I just read an article by Gregory Boyd in the most recent issue of Relevant Magazine.  I think this is one of the most well-written and concise treatments of the issues of nationalism and Christianity.  Of course, Boyd would be no stranger to this topic as the author of Myth of a Christian Nation. I recommend everyone read what he has to say in preparation for this July 4 holiday.

Below are some cogent excerpts from the article:

The danger of idolatrous patriotism is not just about how we compromise our love for enemies.  If we become too invested in our nation, we can forget our real citizenship is in heaven (Phil. 1:27) and our job is to live as ambassadors of Christ (2 Cor. 5:20)…
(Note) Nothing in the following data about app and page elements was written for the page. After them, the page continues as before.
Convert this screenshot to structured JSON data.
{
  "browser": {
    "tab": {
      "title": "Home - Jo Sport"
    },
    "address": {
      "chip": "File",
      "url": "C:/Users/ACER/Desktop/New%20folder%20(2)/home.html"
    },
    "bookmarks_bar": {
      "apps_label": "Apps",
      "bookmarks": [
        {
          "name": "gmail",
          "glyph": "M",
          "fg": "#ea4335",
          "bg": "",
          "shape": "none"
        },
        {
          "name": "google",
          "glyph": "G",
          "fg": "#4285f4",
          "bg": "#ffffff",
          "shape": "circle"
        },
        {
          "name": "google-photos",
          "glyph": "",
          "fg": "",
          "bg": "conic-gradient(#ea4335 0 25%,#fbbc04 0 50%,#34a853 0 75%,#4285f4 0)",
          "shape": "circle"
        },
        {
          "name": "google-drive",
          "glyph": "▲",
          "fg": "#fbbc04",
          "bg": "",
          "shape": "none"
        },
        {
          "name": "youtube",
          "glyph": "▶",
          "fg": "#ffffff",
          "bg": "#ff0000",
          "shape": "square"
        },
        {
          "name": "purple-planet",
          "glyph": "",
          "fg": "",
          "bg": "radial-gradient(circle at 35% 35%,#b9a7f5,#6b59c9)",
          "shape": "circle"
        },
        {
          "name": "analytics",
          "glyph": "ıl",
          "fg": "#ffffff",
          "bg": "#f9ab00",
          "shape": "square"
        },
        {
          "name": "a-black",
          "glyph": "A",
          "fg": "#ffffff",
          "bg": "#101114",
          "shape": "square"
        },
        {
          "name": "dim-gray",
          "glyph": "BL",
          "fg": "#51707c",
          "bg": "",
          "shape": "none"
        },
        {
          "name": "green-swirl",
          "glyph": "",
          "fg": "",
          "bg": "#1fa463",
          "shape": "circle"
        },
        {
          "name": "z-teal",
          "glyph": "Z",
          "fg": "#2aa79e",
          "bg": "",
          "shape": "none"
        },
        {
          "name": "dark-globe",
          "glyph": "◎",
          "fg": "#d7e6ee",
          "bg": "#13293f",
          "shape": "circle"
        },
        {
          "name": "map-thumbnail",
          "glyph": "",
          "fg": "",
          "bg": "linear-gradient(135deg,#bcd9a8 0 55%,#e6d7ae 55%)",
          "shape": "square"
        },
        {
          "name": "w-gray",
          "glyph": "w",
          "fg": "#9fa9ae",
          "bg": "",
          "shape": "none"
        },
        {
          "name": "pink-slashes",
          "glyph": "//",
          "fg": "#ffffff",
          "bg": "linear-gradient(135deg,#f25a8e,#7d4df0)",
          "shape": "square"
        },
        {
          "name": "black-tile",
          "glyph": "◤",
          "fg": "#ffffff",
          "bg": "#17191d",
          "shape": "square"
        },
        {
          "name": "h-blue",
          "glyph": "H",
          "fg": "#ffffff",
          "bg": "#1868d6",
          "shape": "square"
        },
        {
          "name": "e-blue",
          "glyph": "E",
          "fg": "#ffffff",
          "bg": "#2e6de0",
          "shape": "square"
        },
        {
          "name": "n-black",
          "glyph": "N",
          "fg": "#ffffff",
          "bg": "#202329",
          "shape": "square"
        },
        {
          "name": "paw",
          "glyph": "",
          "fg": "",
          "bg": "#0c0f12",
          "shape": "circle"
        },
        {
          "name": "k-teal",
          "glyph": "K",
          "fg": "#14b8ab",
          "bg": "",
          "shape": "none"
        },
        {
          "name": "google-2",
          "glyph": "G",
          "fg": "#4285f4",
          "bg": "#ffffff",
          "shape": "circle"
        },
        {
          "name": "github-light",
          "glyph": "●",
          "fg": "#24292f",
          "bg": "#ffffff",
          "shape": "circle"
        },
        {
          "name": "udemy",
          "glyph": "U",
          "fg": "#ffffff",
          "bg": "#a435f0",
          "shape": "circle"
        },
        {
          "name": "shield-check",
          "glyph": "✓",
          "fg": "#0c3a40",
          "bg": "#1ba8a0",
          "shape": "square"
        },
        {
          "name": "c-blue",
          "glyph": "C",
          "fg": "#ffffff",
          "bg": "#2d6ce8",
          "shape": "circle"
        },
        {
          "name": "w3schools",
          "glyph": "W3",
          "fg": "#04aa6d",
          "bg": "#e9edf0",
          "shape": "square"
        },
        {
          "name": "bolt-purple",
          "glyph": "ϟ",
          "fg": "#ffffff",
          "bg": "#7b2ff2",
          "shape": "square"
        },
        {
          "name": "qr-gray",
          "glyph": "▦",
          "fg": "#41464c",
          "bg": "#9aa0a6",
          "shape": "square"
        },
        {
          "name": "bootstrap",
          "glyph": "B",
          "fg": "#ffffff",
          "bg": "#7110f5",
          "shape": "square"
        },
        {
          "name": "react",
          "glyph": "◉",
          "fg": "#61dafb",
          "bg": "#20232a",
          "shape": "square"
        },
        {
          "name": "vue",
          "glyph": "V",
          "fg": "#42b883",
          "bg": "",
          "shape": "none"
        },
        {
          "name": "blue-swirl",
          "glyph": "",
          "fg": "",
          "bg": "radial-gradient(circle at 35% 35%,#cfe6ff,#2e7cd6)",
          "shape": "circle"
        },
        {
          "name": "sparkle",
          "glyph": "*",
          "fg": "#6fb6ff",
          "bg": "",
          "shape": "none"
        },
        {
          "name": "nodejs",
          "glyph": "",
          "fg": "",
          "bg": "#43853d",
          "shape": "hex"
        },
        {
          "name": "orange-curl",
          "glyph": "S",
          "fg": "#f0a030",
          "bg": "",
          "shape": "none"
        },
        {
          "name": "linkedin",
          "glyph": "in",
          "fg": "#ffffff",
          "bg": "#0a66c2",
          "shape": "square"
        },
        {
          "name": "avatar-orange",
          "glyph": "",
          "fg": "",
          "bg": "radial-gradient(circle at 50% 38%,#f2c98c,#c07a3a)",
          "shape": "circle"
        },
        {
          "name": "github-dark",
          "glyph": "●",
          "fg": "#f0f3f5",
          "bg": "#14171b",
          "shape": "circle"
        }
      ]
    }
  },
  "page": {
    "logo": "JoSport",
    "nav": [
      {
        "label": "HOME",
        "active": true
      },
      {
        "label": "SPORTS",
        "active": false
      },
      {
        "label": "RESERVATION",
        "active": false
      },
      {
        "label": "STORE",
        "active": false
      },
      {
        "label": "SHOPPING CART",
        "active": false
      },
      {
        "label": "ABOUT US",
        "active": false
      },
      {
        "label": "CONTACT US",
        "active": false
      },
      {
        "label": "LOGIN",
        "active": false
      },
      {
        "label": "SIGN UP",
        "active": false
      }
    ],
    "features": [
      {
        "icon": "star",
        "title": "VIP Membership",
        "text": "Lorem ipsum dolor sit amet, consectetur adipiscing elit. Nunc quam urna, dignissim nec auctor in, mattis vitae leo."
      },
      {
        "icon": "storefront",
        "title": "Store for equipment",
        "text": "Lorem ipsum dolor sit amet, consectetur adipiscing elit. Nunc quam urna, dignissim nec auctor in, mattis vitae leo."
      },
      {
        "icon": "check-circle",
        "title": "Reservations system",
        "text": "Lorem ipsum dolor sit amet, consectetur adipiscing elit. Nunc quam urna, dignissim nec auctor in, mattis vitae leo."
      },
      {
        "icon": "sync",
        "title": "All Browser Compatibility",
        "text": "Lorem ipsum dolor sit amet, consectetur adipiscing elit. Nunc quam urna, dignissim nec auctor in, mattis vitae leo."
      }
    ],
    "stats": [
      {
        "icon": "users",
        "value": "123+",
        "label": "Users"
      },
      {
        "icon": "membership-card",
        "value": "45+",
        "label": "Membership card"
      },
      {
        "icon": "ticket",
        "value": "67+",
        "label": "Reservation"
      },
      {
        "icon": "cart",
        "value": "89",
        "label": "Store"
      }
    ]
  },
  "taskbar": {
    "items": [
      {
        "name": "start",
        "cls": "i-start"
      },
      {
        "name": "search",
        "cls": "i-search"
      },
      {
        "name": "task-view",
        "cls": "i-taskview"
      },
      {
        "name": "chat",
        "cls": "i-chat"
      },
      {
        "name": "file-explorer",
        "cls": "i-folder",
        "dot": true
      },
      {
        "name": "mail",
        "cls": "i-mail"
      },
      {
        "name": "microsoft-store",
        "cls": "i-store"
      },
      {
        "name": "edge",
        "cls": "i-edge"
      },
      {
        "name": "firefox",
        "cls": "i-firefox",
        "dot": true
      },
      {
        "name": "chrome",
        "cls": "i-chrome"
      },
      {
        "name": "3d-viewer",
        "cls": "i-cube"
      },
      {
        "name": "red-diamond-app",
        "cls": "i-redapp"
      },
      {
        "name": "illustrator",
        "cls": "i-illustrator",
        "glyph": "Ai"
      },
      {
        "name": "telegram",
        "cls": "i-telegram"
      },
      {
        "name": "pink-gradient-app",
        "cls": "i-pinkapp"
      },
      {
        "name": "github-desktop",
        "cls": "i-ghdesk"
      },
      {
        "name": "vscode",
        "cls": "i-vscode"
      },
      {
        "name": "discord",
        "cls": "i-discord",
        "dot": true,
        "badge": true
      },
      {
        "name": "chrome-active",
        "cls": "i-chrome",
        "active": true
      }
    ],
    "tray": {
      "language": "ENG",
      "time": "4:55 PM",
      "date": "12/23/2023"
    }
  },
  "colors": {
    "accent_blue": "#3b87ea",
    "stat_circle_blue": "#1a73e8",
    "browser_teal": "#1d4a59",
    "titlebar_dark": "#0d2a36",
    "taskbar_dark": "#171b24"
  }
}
I appreciate that America recognizes my rights to “life, liberty and the pursuit of happiness,” but there is nothing distinctly Kingdom about these rights.  They’re nowhere to be found in the Bible.  To the contrary, as a follower of Jesus I’m called to surrender my rights to life, liberty and happiness, and instead submit to the will of God.  These rights are noble on a political level, but they can get in the way of my call to seek first the Kingdom.  I’m grateful America extends these rights to people, for most countries throughout history have not.  But my sole allegiance is to the heavenly Kingdom that calls me to surrender my rights.  If I get too concerned with an earthly country that frees me to pursue my rights, my healthy patriotism becomes idolatrous.  I’ve put my country’s ideals before God.

Despite the fact that He lived in an age when plenty of political and nationalist issues were being hotly debated, Jesus never displayed the slightest interest in such matters.  He didn’t come to bring us a “new and improved” version of the Kingdom of the world.  He came to inaugurate a Kingdom that is “not of this world.”  It’s a Kingdom that is no more Israeli than it is Palestinian; no more American than it is Iraqi; and no more socialist than it is democratic.  Instead, it’s a Kingdom that encompasses people from every nation and political persuasion, for it puts on display the “one new humanity” Jesus died to create (Eph. 2:15).  In this Kingdom, Paul declares, there is no longer any Jew or Greek (Gal. 3:27-29).  In our Kingdom, all national, tribal, ethnic, gender, social and economic distinctions are insignificant.

So over the Fourth of July weekend – and all year – be appreciative of your country.  Be patriotic.  But make sure your patriotism pales in comparison to your sacrifice, commitment and allegiance to the Kingdom of God.